In the data that follows, count the lines where "DKIM" appears, and write only the number.

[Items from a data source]
▶

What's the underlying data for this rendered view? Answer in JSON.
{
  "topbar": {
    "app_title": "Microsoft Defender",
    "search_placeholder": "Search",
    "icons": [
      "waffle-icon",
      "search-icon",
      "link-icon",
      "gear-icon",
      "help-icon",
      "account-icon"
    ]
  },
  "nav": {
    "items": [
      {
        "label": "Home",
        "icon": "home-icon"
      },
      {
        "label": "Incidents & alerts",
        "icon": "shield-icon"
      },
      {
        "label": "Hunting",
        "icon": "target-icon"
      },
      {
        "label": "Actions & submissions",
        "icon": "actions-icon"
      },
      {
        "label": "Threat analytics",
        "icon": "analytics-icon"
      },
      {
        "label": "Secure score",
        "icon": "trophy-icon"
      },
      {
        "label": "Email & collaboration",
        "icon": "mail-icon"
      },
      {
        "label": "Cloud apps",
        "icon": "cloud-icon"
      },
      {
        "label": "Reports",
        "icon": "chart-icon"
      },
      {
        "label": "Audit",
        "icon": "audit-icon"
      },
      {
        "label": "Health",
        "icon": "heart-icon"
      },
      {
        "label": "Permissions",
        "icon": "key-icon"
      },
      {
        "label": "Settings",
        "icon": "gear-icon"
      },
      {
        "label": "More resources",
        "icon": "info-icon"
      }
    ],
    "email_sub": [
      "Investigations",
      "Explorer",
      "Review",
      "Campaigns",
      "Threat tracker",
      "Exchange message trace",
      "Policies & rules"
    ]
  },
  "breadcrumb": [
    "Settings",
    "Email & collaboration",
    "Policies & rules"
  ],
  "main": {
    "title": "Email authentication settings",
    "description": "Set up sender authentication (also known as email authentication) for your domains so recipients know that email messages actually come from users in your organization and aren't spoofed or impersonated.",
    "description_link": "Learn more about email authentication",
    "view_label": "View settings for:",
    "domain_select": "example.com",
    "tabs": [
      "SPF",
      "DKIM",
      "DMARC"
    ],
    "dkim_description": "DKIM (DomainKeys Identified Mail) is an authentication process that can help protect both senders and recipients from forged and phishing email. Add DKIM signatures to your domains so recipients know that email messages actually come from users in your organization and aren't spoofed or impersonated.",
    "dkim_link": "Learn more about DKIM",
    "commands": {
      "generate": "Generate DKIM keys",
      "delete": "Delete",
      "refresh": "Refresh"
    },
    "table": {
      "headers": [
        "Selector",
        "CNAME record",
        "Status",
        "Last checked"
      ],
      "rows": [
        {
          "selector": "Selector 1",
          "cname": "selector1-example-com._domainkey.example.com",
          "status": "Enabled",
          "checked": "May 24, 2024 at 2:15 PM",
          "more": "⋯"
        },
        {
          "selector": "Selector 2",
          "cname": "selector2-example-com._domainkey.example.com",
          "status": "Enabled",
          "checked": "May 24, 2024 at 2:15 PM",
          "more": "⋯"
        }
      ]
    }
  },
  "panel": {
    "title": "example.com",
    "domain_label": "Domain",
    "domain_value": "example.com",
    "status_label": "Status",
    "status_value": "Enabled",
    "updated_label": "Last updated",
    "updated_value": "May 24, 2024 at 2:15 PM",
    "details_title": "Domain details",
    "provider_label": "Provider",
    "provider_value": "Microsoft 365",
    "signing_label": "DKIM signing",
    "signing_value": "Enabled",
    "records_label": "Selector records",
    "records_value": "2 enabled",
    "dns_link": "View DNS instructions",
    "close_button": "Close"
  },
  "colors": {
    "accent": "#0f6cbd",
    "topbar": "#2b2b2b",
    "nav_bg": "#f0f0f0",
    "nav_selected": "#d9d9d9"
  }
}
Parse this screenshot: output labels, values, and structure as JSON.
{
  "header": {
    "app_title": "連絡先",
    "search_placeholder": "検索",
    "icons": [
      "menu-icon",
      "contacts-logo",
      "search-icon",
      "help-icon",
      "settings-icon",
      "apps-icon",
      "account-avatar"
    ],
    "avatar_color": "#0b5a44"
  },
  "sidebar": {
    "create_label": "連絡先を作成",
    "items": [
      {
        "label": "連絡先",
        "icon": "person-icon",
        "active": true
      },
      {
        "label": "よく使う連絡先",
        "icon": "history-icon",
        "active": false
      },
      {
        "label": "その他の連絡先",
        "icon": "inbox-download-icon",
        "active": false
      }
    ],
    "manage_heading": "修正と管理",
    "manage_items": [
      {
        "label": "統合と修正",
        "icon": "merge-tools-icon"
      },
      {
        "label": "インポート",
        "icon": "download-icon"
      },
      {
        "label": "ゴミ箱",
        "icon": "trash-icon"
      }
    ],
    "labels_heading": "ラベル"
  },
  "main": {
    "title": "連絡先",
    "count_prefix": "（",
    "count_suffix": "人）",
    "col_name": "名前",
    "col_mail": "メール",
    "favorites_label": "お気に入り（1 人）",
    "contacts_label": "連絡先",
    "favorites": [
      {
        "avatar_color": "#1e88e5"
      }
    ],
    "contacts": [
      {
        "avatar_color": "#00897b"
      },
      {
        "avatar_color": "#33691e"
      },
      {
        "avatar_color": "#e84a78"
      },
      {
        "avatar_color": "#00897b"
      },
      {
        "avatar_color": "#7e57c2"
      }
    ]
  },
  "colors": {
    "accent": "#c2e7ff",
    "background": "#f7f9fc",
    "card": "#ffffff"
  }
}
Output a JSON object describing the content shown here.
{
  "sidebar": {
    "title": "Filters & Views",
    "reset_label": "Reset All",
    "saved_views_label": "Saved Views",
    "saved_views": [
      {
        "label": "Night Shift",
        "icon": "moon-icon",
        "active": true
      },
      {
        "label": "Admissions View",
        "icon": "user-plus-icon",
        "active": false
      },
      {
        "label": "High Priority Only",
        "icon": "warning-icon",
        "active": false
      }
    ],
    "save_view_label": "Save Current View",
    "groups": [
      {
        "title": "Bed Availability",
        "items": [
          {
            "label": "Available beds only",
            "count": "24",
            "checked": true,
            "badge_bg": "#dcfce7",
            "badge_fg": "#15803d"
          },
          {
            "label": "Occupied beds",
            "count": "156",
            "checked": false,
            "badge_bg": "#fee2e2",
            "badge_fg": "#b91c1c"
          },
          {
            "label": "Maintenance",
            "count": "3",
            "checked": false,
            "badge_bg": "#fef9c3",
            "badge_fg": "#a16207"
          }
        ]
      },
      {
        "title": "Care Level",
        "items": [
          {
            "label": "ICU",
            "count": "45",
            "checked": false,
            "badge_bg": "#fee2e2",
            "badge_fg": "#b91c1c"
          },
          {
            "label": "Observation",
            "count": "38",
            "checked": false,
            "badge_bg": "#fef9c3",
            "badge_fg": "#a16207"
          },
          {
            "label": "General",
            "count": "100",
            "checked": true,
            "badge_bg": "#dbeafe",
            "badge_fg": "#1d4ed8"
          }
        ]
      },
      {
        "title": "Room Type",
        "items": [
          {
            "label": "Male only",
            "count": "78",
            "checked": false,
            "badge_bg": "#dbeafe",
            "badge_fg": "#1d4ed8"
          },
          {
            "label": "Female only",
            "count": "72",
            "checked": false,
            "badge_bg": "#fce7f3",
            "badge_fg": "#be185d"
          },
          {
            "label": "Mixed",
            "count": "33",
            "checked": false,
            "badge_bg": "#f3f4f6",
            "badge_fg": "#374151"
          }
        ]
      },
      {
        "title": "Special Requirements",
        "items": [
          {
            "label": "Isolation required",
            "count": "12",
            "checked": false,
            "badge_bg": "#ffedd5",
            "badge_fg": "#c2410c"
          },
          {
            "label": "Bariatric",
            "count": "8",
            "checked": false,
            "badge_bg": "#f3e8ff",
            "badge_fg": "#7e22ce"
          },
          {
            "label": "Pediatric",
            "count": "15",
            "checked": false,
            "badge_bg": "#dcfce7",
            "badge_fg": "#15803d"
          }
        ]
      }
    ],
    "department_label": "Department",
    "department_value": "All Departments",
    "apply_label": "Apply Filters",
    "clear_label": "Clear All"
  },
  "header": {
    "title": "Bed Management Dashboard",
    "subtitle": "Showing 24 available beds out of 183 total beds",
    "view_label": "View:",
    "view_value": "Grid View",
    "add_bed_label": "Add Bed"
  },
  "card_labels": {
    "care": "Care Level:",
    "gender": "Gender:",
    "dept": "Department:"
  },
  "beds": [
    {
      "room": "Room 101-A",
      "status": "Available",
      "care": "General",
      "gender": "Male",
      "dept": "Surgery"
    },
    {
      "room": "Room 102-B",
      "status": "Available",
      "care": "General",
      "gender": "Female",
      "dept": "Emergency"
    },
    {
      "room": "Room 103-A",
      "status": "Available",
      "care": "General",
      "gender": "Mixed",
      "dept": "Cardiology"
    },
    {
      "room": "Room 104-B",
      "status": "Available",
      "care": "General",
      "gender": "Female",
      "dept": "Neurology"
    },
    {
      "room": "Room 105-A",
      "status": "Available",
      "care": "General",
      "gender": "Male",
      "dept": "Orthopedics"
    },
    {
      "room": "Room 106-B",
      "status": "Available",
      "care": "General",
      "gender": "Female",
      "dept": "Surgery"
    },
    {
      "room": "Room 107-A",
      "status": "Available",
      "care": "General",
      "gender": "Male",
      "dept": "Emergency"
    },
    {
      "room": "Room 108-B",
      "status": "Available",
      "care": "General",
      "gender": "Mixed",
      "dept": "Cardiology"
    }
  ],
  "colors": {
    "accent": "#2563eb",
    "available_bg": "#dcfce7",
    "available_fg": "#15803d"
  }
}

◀

> [Answer box]
5